One of the main characteristics of the Aeolian archipelago is the enormous difference in colours, morphologies, landscapes and vegetation between one island and another.
The main reason for this is linked to the volcanological history of each island. Only Stromboli, the most recent island to emerge from the sea, has the classic cone shape typical of the collective imagination. The other islands are more irregularly shaped, due to the overlapping of several volcanic centres in time and space. For example, the island of Salina, the second largest in terms of surface area after Lipari, and also known for its twin mountains, was actually formed by the overlapping of at least six main volcanic structures . If we were to count all the volcanic structures above sea level in the Aeolian Islands, we would reach more than 50.

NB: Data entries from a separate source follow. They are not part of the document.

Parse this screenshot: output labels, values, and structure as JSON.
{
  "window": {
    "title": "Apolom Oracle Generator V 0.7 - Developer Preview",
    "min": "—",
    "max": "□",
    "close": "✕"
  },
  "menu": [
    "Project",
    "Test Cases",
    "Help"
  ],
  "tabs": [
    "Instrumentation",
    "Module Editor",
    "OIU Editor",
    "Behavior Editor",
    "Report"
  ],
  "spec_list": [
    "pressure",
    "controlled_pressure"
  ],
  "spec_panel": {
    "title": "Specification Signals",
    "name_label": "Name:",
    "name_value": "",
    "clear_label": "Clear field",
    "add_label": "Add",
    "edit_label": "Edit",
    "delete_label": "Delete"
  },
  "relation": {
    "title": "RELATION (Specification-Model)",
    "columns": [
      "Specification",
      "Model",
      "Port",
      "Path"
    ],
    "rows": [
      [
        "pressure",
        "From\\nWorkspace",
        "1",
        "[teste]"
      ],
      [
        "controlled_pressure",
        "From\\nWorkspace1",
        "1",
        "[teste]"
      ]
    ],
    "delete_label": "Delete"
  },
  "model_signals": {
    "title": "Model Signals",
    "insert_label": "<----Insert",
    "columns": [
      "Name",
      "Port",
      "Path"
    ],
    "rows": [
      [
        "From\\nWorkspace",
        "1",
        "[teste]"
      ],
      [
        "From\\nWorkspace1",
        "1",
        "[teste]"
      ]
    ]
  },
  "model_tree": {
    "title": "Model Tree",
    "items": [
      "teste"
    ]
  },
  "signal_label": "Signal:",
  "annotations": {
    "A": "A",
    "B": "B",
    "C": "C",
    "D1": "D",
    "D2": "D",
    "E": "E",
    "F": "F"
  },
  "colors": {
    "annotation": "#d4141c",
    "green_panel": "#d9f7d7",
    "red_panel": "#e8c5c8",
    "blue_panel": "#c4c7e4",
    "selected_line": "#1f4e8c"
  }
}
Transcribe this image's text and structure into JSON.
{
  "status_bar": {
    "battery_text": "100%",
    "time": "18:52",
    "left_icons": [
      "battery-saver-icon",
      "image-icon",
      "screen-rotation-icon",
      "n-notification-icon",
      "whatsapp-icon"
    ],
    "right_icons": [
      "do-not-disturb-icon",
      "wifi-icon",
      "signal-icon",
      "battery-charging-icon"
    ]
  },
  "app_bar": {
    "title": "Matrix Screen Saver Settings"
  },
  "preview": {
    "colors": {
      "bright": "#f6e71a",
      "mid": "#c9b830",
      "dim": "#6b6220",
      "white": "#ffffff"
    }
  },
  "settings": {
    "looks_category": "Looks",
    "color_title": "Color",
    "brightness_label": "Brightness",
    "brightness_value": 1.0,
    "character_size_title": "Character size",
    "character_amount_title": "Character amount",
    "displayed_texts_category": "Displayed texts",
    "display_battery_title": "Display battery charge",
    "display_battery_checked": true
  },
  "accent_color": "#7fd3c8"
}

This means that the heights reached by each island are also very different. The Fossa delle Felci Mountain on Salina, for example, towers above regular hills to 964 metres, followed by Stromboli with 924 metres, which is continuously increasing thanks to continuous explosions from its crater. The Gran Cratere of La Fossa on Vulcano, with 386 metres of altitude, is the lowest of the Aeolian Islands